Altogether, the upgrades along Division and 13th, from the traffic circle at Eighth Street to Folsom, will create a continuous curbside westbound bike lane that could set a precedent for how low-cost redesigns can make dangerous SoMa streets safer.
“It’s turning out to be a really good cycling route,” Livable City Executive Director Tom Radulovich told the SFMTA board on Tuesday.
Plans for Division near Ninth and 10th include large painted bulb-outs and a installation of a missing sidewalk on Ninth. Image: SFMTA
Yesterday at about 6 p.m., Tim Pak Wong, 59, ran over and killed Ai You Zhou, 77, in the crosswalk at the notoriously dangerous intersection of Clay and Kearny Streets near Chinatown. Safety improvements have been planned for the location, and today Supervisor Julie Christensen called for swifter action on pedestrian safety from the SFMTA and SFPD.

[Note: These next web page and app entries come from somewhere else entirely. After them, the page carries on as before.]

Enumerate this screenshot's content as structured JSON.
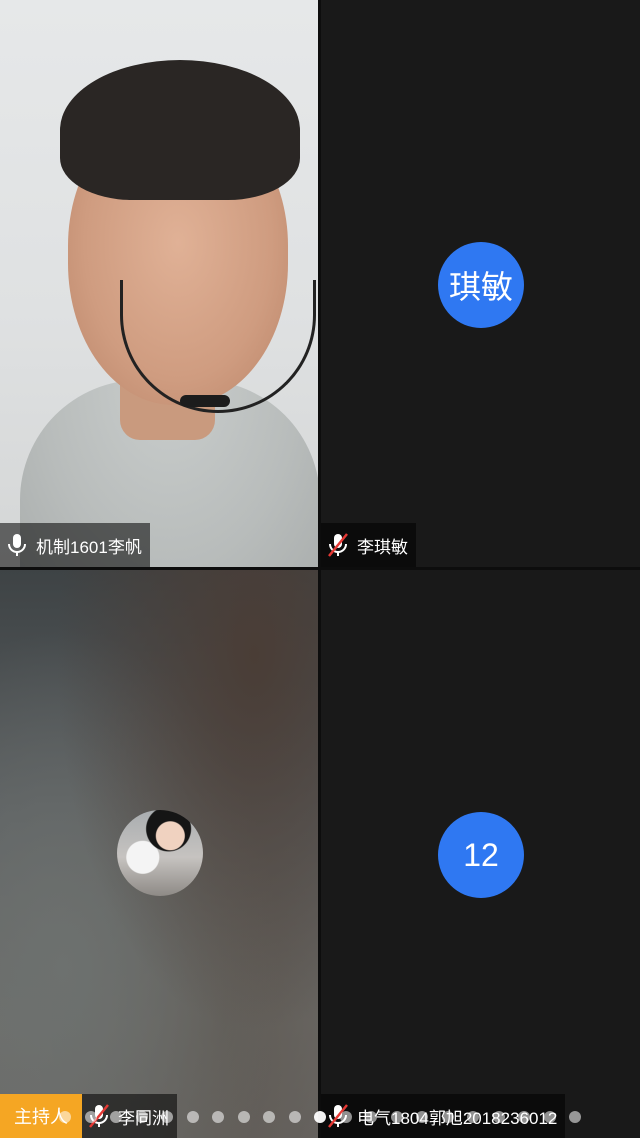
{
  "participants": [
    {
      "name": "机制1601李帆",
      "mic": "on",
      "video": "on"
    },
    {
      "name": "李琪敏",
      "mic": "muted",
      "avatar_text": "琪敏",
      "avatar_color": "#2f78f2"
    },
    {
      "name": "李同洲",
      "mic": "muted",
      "role_badge": "主持人",
      "badge_color": "#f5a623",
      "avatar": "profile-photo"
    },
    {
      "name": "电气1804郭旭2018236012",
      "mic": "muted",
      "avatar_text": "12",
      "avatar_color": "#2f78f2"
    }
  ],
  "pagination": {
    "total_pages": 21,
    "current_page": 11
  }
}
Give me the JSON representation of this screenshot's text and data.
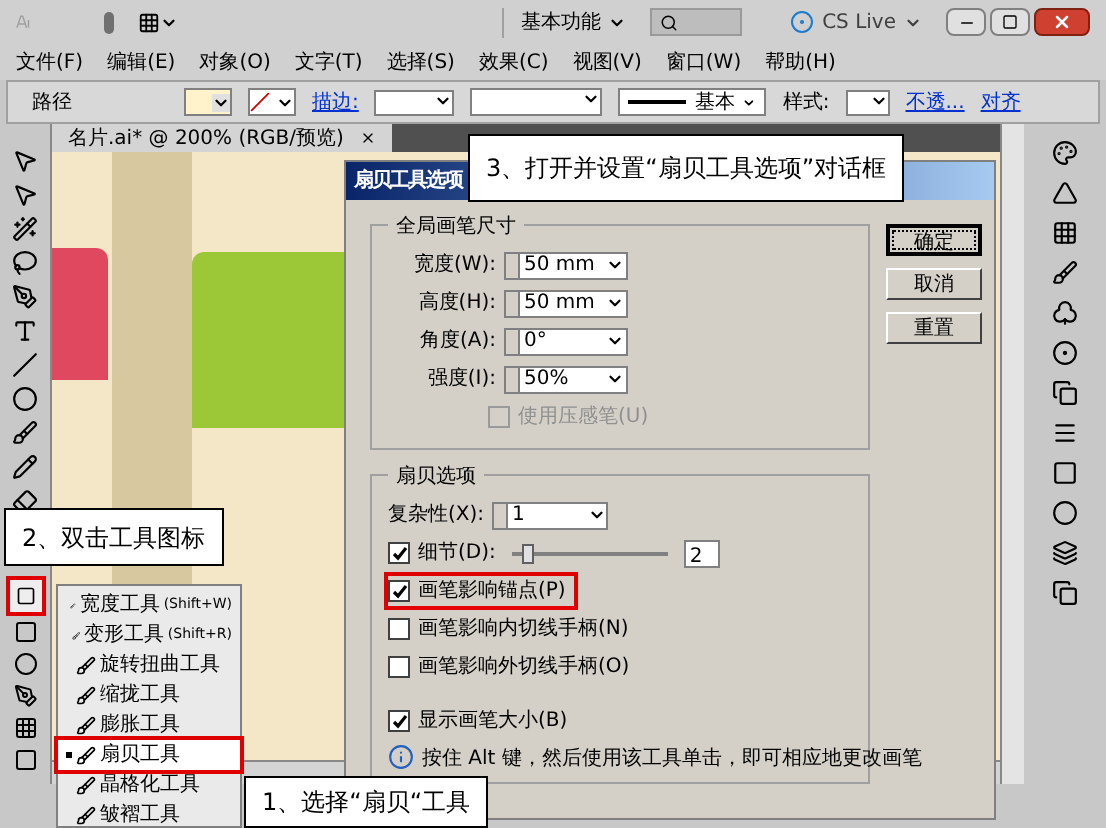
{
  "title_bar": {
    "workspace": "基本功能",
    "cs_live": "CS Live"
  },
  "menu_bar": [
    {
      "label": "文件(F)"
    },
    {
      "label": "编辑(E)"
    },
    {
      "label": "对象(O)"
    },
    {
      "label": "文字(T)"
    },
    {
      "label": "选择(S)"
    },
    {
      "label": "效果(C)"
    },
    {
      "label": "视图(V)"
    },
    {
      "label": "窗口(W)"
    },
    {
      "label": "帮助(H)"
    }
  ],
  "control_bar": {
    "object_type": "路径",
    "stroke_label": "描边:",
    "stroke_profile": "基本",
    "style_label": "样式:",
    "opacity_link": "不透...",
    "align_link": "对齐"
  },
  "document_tab": {
    "title": "名片.ai* @ 200% (RGB/预览)"
  },
  "toolbar": {
    "scallop_tool_highlighted": true
  },
  "tool_flyout": [
    {
      "label": "宽度工具",
      "shortcut": "(Shift+W)",
      "selected": false
    },
    {
      "label": "变形工具",
      "shortcut": "(Shift+R)",
      "selected": false
    },
    {
      "label": "旋转扭曲工具",
      "selected": false
    },
    {
      "label": "缩拢工具",
      "selected": false
    },
    {
      "label": "膨胀工具",
      "selected": false
    },
    {
      "label": "扇贝工具",
      "selected": true
    },
    {
      "label": "晶格化工具",
      "selected": false
    },
    {
      "label": "皱褶工具",
      "selected": false
    }
  ],
  "dialog": {
    "title": "扇贝工具选项",
    "global_brush_size": {
      "legend": "全局画笔尺寸",
      "fields": [
        {
          "label": "宽度(W):",
          "value": "50 mm"
        },
        {
          "label": "高度(H):",
          "value": "50 mm"
        },
        {
          "label": "角度(A):",
          "value": "0°"
        },
        {
          "label": "强度(I):",
          "value": "50%"
        }
      ],
      "pressure_pen": {
        "label": "使用压感笔(U)",
        "checked": false,
        "disabled": true
      }
    },
    "buttons": [
      {
        "label": "确定",
        "default": true
      },
      {
        "label": "取消",
        "default": false
      },
      {
        "label": "重置",
        "default": false
      }
    ],
    "scallop_options": {
      "legend": "扇贝选项",
      "complexity": {
        "label": "复杂性(X):",
        "value": "1"
      },
      "detail": {
        "label": "细节(D):",
        "checked": true,
        "level": 0.1,
        "value": "2"
      },
      "checkboxes": [
        {
          "label": "画笔影响锚点(P)",
          "checked": true,
          "highlighted": true
        },
        {
          "label": "画笔影响内切线手柄(N)",
          "checked": false,
          "highlighted": false
        },
        {
          "label": "画笔影响外切线手柄(O)",
          "checked": false,
          "highlighted": false
        }
      ],
      "show_brush_size": {
        "label": "显示画笔大小(B)",
        "checked": true
      },
      "hint": "按住 Alt 键，然后使用该工具单击，即可相应地更改画笔"
    }
  },
  "callouts": [
    {
      "text": "3、打开并设置“扇贝工具选项”对话框"
    },
    {
      "text": "2、双击工具图标"
    },
    {
      "text": "1、选择“扇贝“工具"
    }
  ]
}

SFPD issued Wong a citation on suspicion of failing to yield to a pedestrian in a crosswalk and misdemeanor manslaughter, reports the SF Chronicle.
Zhou appeared to have the walk signal, according to Parker Day, who witnessed the crash from about a block away as he biked toward the intersection. He said Wong was turning left onto Kearny from Clay.
When Day took the photo of the scene above, Zhou “had just stopped breathing and [Wong] was about to pull her out from under the car.”
“It was a terrible thing to witness,” Day added. “I hope I don’t ever see something like it again.”
D3 Supervisor Christensen held a press conference at the site of the crash today to call on the SFMTA to expedite pedestrian safety improvements and the SFPD “to step up enforcement at our problem intersections along our high injury corridors.”